» **Work request**
The answer should be an exact copy of the data.

» **Web page and app entries**
☆ ☆ ☆ ☆

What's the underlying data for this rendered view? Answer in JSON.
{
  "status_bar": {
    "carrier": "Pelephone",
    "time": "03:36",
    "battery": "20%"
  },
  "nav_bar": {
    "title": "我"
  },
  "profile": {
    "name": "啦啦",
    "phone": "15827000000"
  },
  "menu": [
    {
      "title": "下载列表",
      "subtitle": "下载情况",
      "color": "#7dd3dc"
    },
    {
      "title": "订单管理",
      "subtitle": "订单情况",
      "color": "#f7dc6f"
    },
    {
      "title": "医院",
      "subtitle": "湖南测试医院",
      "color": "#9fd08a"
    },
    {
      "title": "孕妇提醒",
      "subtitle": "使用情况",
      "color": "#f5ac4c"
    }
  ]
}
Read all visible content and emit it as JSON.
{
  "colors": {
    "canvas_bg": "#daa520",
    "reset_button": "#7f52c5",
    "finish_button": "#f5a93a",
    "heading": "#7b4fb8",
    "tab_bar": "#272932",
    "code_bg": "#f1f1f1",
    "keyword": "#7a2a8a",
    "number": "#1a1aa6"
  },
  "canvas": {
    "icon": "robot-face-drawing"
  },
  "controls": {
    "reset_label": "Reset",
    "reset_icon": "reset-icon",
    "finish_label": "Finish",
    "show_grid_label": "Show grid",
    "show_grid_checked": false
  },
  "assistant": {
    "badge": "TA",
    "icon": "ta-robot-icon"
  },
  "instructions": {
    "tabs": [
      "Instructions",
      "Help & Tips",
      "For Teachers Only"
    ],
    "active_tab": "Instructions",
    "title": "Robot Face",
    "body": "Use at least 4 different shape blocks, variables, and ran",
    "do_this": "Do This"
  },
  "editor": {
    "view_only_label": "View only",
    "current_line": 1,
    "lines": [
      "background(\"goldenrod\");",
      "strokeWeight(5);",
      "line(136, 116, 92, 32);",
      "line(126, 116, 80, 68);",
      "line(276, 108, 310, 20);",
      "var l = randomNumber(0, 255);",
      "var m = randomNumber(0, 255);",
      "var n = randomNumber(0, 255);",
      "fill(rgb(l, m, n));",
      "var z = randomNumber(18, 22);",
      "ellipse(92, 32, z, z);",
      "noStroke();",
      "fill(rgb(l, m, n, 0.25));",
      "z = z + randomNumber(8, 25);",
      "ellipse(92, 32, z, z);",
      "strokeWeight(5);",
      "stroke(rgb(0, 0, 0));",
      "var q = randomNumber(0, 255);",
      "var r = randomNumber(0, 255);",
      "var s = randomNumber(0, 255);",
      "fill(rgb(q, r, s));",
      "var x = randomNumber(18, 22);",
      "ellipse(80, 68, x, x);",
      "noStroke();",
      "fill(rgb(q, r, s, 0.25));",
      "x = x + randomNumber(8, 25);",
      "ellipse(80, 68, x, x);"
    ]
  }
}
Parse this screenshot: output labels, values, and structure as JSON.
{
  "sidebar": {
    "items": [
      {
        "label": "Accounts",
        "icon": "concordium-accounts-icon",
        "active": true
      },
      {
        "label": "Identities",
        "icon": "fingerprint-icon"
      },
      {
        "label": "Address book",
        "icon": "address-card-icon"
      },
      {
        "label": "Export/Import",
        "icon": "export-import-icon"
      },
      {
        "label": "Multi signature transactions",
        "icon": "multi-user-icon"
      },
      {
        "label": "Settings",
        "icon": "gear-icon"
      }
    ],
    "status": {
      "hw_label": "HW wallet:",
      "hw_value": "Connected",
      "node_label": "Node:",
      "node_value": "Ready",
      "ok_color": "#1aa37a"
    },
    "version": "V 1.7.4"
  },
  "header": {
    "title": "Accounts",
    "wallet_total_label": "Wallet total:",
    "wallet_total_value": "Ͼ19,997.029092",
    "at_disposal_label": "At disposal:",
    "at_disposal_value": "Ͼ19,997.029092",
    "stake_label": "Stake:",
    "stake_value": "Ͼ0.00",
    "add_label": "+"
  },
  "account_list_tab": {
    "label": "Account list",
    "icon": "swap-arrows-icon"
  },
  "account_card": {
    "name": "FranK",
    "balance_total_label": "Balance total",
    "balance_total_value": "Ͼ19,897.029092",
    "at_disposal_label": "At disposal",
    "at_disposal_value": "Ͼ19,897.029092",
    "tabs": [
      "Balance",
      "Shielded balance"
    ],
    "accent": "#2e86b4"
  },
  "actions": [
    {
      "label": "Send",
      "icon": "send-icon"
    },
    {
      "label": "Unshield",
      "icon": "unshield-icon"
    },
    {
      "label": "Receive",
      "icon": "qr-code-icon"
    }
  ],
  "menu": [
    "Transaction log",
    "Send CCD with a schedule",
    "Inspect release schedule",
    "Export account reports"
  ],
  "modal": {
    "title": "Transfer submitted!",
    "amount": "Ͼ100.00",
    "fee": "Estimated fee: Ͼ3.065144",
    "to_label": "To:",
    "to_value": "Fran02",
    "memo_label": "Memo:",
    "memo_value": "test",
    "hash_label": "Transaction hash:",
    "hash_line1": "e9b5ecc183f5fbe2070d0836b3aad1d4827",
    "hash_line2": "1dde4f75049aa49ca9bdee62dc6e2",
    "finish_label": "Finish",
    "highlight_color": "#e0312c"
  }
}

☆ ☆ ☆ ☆

» **Written solution**
What's the underlying data for this rendered view? Answer in JSON.
{
  "status_bar": {
    "carrier": "Pelephone",
    "time": "03:36",
    "battery": "20%"
  },
  "nav_bar": {
    "title": "我"
  },
  "profile": {
    "name": "啦啦",
    "phone": "15827000000"
  },
  "menu": [
    {
      "title": "下载列表",
      "subtitle": "下载情况",
      "color": "#7dd3dc"
    },
    {
      "title": "订单管理",
      "subtitle": "订单情况",
      "color": "#f7dc6f"
    },
    {
      "title": "医院",
      "subtitle": "湖南测试医院",
      "color": "#9fd08a"
    },
    {
      "title": "孕妇提醒",
      "subtitle": "使用情况",
      "color": "#f5ac4c"
    }
  ]
}
Read all visible content and emit it as JSON.
{
  "colors": {
    "canvas_bg": "#daa520",
    "reset_button": "#7f52c5",
    "finish_button": "#f5a93a",
    "heading": "#7b4fb8",
    "tab_bar": "#272932",
    "code_bg": "#f1f1f1",
    "keyword": "#7a2a8a",
    "number": "#1a1aa6"
  },
  "canvas": {
    "icon": "robot-face-drawing"
  },
  "controls": {
    "reset_label": "Reset",
    "reset_icon": "reset-icon",
    "finish_label": "Finish",
    "show_grid_label": "Show grid",
    "show_grid_checked": false
  },
  "assistant": {
    "badge": "TA",
    "icon": "ta-robot-icon"
  },
  "instructions": {
    "tabs": [
      "Instructions",
      "Help & Tips",
      "For Teachers Only"
    ],
    "active_tab": "Instructions",
    "title": "Robot Face",
    "body": "Use at least 4 different shape blocks, variables, and ran",
    "do_this": "Do This"
  },
  "editor": {
    "view_only_label": "View only",
    "current_line": 1,
    "lines": [
      "background(\"goldenrod\");",
      "strokeWeight(5);",
      "line(136, 116, 92, 32);",
      "line(126, 116, 80, 68);",
      "line(276, 108, 310, 20);",
      "var l = randomNumber(0, 255);",
      "var m = randomNumber(0, 255);",
      "var n = randomNumber(0, 255);",
      "fill(rgb(l, m, n));",
      "var z = randomNumber(18, 22);",
      "ellipse(92, 32, z, z);",
      "noStroke();",
      "fill(rgb(l, m, n, 0.25));",
      "z = z + randomNumber(8, 25);",
      "ellipse(92, 32, z, z);",
      "strokeWeight(5);",
      "stroke(rgb(0, 0, 0));",
      "var q = randomNumber(0, 255);",
      "var r = randomNumber(0, 255);",
      "var s = randomNumber(0, 255);",
      "fill(rgb(q, r, s));",
      "var x = randomNumber(18, 22);",
      "ellipse(80, 68, x, x);",
      "noStroke();",
      "fill(rgb(q, r, s, 0.25));",
      "x = x + randomNumber(8, 25);",
      "ellipse(80, 68, x, x);"
    ]
  }
}
Parse this screenshot: output labels, values, and structure as JSON.
{
  "sidebar": {
    "items": [
      {
        "label": "Accounts",
        "icon": "concordium-accounts-icon",
        "active": true
      },
      {
        "label": "Identities",
        "icon": "fingerprint-icon"
      },
      {
        "label": "Address book",
        "icon": "address-card-icon"
      },
      {
        "label": "Export/Import",
        "icon": "export-import-icon"
      },
      {
        "label": "Multi signature transactions",
        "icon": "multi-user-icon"
      },
      {
        "label": "Settings",
        "icon": "gear-icon"
      }
    ],
    "status": {
      "hw_label": "HW wallet:",
      "hw_value": "Connected",
      "node_label": "Node:",
      "node_value": "Ready",
      "ok_color": "#1aa37a"
    },
    "version": "V 1.7.4"
  },
  "header": {
    "title": "Accounts",
    "wallet_total_label": "Wallet total:",
    "wallet_total_value": "Ͼ19,997.029092",
    "at_disposal_label": "At disposal:",
    "at_disposal_value": "Ͼ19,997.029092",
    "stake_label": "Stake:",
    "stake_value": "Ͼ0.00",
    "add_label": "+"
  },
  "account_list_tab": {
    "label": "Account list",
    "icon": "swap-arrows-icon"
  },
  "account_card": {
    "name": "FranK",
    "balance_total_label": "Balance total",
    "balance_total_value": "Ͼ19,897.029092",
    "at_disposal_label": "At disposal",
    "at_disposal_value": "Ͼ19,897.029092",
    "tabs": [
      "Balance",
      "Shielded balance"
    ],
    "accent": "#2e86b4"
  },
  "actions": [
    {
      "label": "Send",
      "icon": "send-icon"
    },
    {
      "label": "Unshield",
      "icon": "unshield-icon"
    },
    {
      "label": "Receive",
      "icon": "qr-code-icon"
    }
  ],
  "menu": [
    "Transaction log",
    "Send CCD with a schedule",
    "Inspect release schedule",
    "Export account reports"
  ],
  "modal": {
    "title": "Transfer submitted!",
    "amount": "Ͼ100.00",
    "fee": "Estimated fee: Ͼ3.065144",
    "to_label": "To:",
    "to_value": "Fran02",
    "memo_label": "Memo:",
    "memo_value": "test",
    "hash_label": "Transaction hash:",
    "hash_line1": "e9b5ecc183f5fbe2070d0836b3aad1d4827",
    "hash_line2": "1dde4f75049aa49ca9bdee62dc6e2",
    "finish_label": "Finish",
    "highlight_color": "#e0312c"
  }
}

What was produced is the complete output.